Themed items they can find:
- Treasure chest filled with gold coins
- Superhero stress balls
- Beach balls and sunglasses
- Unicorn tattoos
- Galaxy slime or emoji slime
- Silicone bracelets
Cross the River
This game is a fun one that students can do one at a time in a large space. You have students on one side of the playing area six feet apart. In the middle, you place poly spots randomly on the ground. Students must go one at a time trying to leap or jump from spot to spot to get across the river. If they fall in, they have to go back to the start. You keep going until everyone has gotten across. The students eat this game up. They love cheering for their classmates, and once one figures out a path, the others quickly follow suit. Plus, this teaches locomotor skills and jumping and landing patterns.
Other Learning Activity Ideas
- Six feet apart partner passing the basketball, soccer, hockey, or volleyball passing skills (view all sports ball equipment here)
- Yoga on mats adequately spaced apart
- Simple walking back and forth in pre-determined safely distanced lanes
- Hopscotch with chalk
- Egg spoon race (Each student has their own plastic or wooden egg and spoon)
- Simon says, or The PE teacher says
- Indoor trail
- Juggling with scarves
These are just some broad-spectrum ideas you can use. What works for you will depend on your space and restrictions. However, with a little creativity and extra hard work, you can make PE safe, fun, and the good learning experience for all involved.
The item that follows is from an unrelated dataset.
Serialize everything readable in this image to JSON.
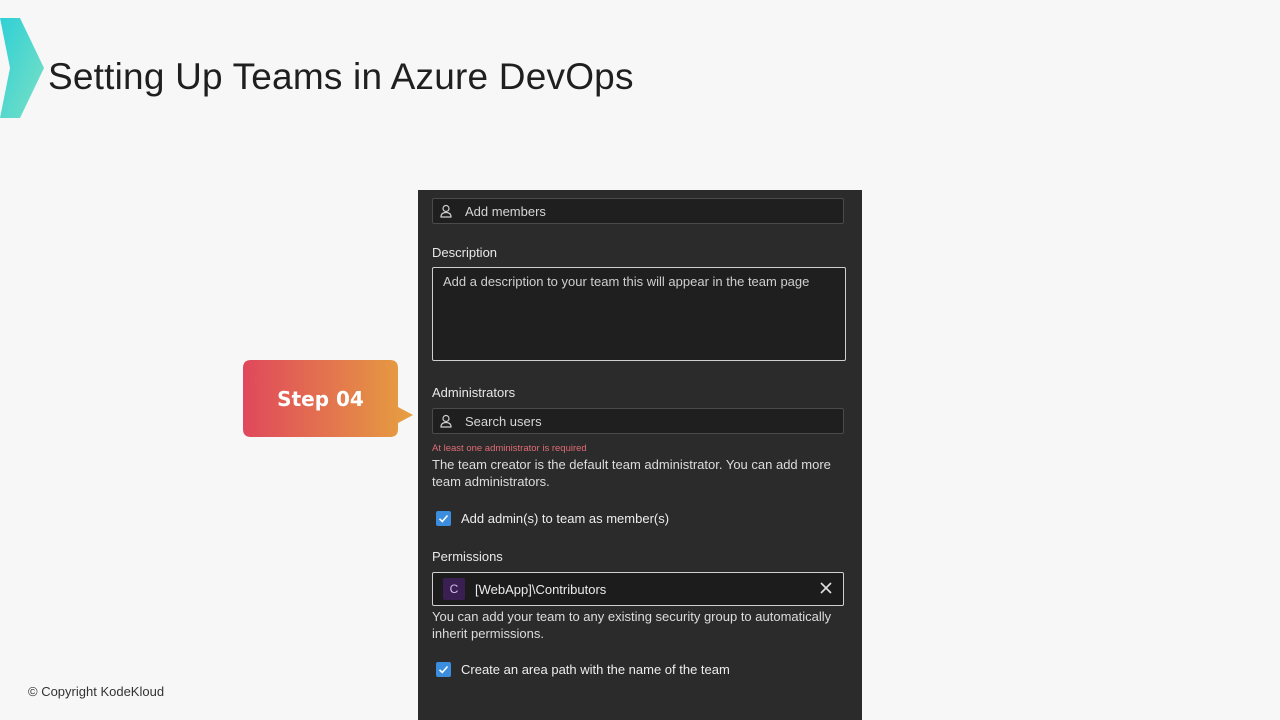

Check out the new PE Central professional development course on Teaching Physical Education and Health remotely.
Do you have a great game for socially distanced physical education? Share with us below!
About the Author:
Charles Silberman is a physical education and health teacher with 18 years of teaching experience. He has become a leader and advocate for incoming physical educators by running workshops on teaching in limited space at staff in-services and conferences, assisting with new teacher orientations, and other initiatives. He has experience writing curriculum from scratch and writing published information specific to physical education in state and nationally recognized publications and websites. Charles has also created a niche as a physical education specialist who fuses technology and primary instructional subjects into physical education lessons.
View all of his Professional Development courses at the S&S Worldwide online school.